For some reason, North Carolina decided to pass a law stating that everyone in the state of North Carolina had to use the bathroom that corresponded with the sex on their birth certificate, regardless of what gender people actually identify with. In the aftermath, some states have banned travel for official purposes to North Carolina to protest the law. Regardless of whether the law itself is right or wrong (and it is totally wrong), I just don't understand why it needed to be passed or how the state plans on enforcing it.
First of all, there is nothing wrong with someone who is transgender using the bathroom that they identify with. Even if there was, was there really such a problem with it that the state needed to pass legislation about it? I highly doubt that everyone across the state called their representatives and demanded that the infestation of transgender people be dealt with. It's simply the government making up a problem that doesn't exist.
What's the purpose of this law, anyway? Is transgender bathroom usage really such an issue that it required the attention of the state government? I'm sure North Carolina has more pressing issues to deal with, but sure, let's ignore that North Carolina ranks 27th in the country in fiscal condition. Let's ignore that the state cut teacher salaries by over 17 percent, which is the highest pay cut for teachers in the nation, and that North Carolina had the lowest per student expenditures in the nation. Clearly, lawmakers have their priorities straight.
How would it be enforced, anyway? Does North Carolina have TSA agents manning every public bathroom to make sure everyone has the right parts? Do North Carolinians have to carry their birth certificate with them at all times? Seems like a lot of work for something so trivial.
Ah, but now we get to the real heart of the matter. Why did this law pass? Was it really about bathroom privileges? Nope. According to state lawmaker Paul Stam, the law is designed to prevent transgender people from gaining what he calls "special rights". "What they're really complaining about is that we have not become like the 17 other states that have put in special rights for them," says Stam. "We're trying to protect the reasonable expectations of privacy of 99.9 percent of our citizens, who think when they're going into a restroom or a changing room or a locker room, that they will be private." There are so many things wrong with this statement. First, who are the 0.1 percent of citizens who don't expect privacy in a bathroom? Are there really people who think to themselves, "There is a total lack of privacy in that bathroom, but I'm going in anyway." No one does that. Representative Stam, I know that in Politics 101 you're taught not to say that everyone likes something or doesn't like something, but I think this might be the exception. Second, no one's privacy rights are being invaded. Transgender people don't go into the stalls and stare at people who use them. They, like everyone else, go in, do their business, and leave. At no point in that chain of events is anyone having their right to privacy violated.

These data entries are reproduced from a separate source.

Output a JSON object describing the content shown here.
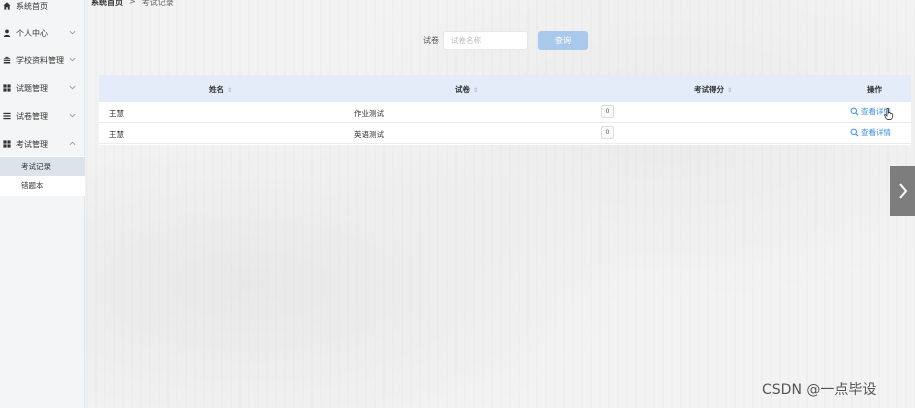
{
  "sidebar": {
    "items": [
      {
        "label": "系统首页",
        "icon": "home-icon"
      },
      {
        "label": "个人中心",
        "icon": "user-icon"
      },
      {
        "label": "学校资料管理",
        "icon": "bank-icon"
      },
      {
        "label": "试题管理",
        "icon": "grid-icon"
      },
      {
        "label": "试卷管理",
        "icon": "list-icon"
      },
      {
        "label": "考试管理",
        "icon": "grid-icon"
      }
    ],
    "sub_items": [
      {
        "label": "考试记录"
      },
      {
        "label": "错题本"
      }
    ]
  },
  "breadcrumb": {
    "home": "系统首页",
    "separator": ">",
    "current": "考试记录"
  },
  "search": {
    "label": "试卷",
    "placeholder": "试卷名称",
    "button_label": "查询"
  },
  "table": {
    "columns": [
      "姓名",
      "试卷",
      "考试得分",
      "操作"
    ],
    "rows": [
      {
        "name": "王慧",
        "paper": "作业测试",
        "score": "0",
        "action": "查看详情"
      },
      {
        "name": "王慧",
        "paper": "英语测试",
        "score": "0",
        "action": "查看详情"
      }
    ]
  },
  "watermark": "CSDN @一点毕设",
  "colors": {
    "accent": "#3b8be8",
    "button": "#a9c9ec",
    "header_bg": "#e3ecf8",
    "active_sub": "#dde3ea"
  }
}
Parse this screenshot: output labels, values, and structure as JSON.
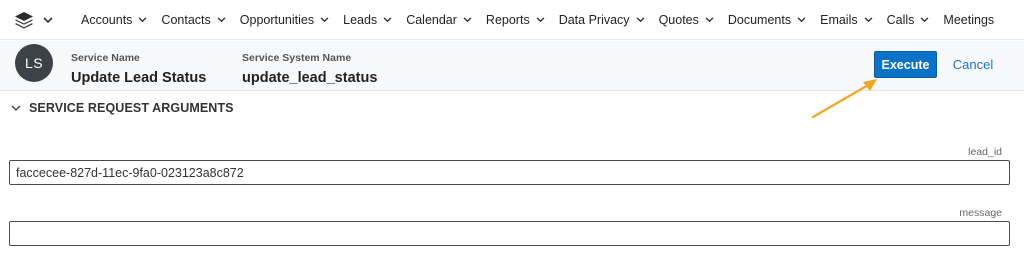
{
  "nav": {
    "items": [
      {
        "label": "Accounts"
      },
      {
        "label": "Contacts"
      },
      {
        "label": "Opportunities"
      },
      {
        "label": "Leads"
      },
      {
        "label": "Calendar"
      },
      {
        "label": "Reports"
      },
      {
        "label": "Data Privacy"
      },
      {
        "label": "Quotes"
      },
      {
        "label": "Documents"
      },
      {
        "label": "Emails"
      },
      {
        "label": "Calls"
      },
      {
        "label": "Meetings"
      }
    ],
    "logo_icon": "stack-layers-icon",
    "logo_chevron_icon": "chevron-down-icon"
  },
  "header": {
    "avatar_initials": "LS",
    "service_name_label": "Service Name",
    "service_name_value": "Update Lead Status",
    "system_name_label": "Service System Name",
    "system_name_value": "update_lead_status",
    "execute_label": "Execute",
    "cancel_label": "Cancel"
  },
  "section": {
    "title": "SERVICE REQUEST ARGUMENTS",
    "toggle_icon": "chevron-down-icon"
  },
  "arguments": [
    {
      "label": "lead_id",
      "value": "faccecee-827d-11ec-9fa0-023123a8c872"
    },
    {
      "label": "message",
      "value": ""
    }
  ],
  "colors": {
    "accent": "#0a73c7",
    "link": "#1a73c9",
    "annotation_arrow": "#f0a81e",
    "avatar_bg": "#3d4148"
  }
}
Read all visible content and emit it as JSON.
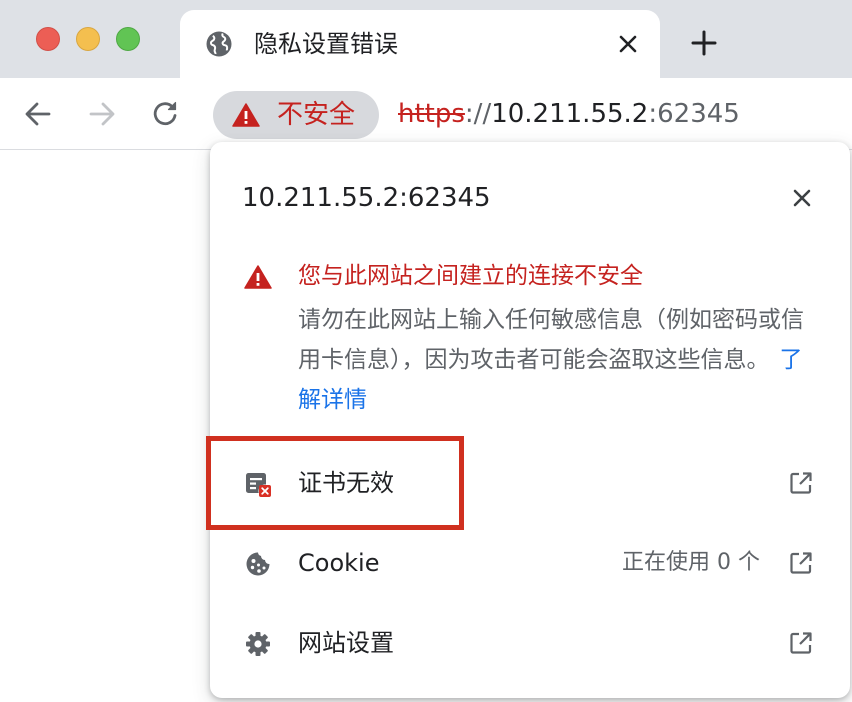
{
  "tab": {
    "title": "隐私设置错误"
  },
  "omnibox": {
    "security_label": "不安全",
    "url_scheme": "https",
    "url_separator": "://",
    "url_host": "10.211.55.2",
    "url_port": ":62345"
  },
  "popup": {
    "host": "10.211.55.2:62345",
    "warning_title": "您与此网站之间建立的连接不安全",
    "warning_body": "请勿在此网站上输入任何敏感信息（例如密码或信用卡信息），因为攻击者可能会盗取这些信息。",
    "learn_more": "了解详情",
    "rows": [
      {
        "label": "证书无效",
        "icon": "certificate-invalid-icon",
        "value": ""
      },
      {
        "label": "Cookie",
        "icon": "cookie-icon",
        "value": "正在使用 0 个"
      },
      {
        "label": "网站设置",
        "icon": "gear-icon",
        "value": ""
      }
    ]
  },
  "colors": {
    "tabstrip": "#dee1e6",
    "danger": "#c5221f",
    "link": "#1a73e8",
    "annotation_box": "#d0301f"
  }
}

Third, and most importantly, allowing transgender people to use the bathroom of the gender they identify with isn't a "special right," it's an "equal right."
No one is treating transgender people as "special." Much as Representative Stam and his colleagues would like to say otherwise, transgender people aren't lying about anything in order to receive special treatment. These are real people with real gender identities, and just because lawmakers can't understand what that means doesn't mean that these people should have their rights stripped away. If the protests of the people living in the state aren't enough to change lawmakers' minds, then I hope the boycotts by other state governments will. This restriction of inalienable rights is a disgrace and morally abhorrent.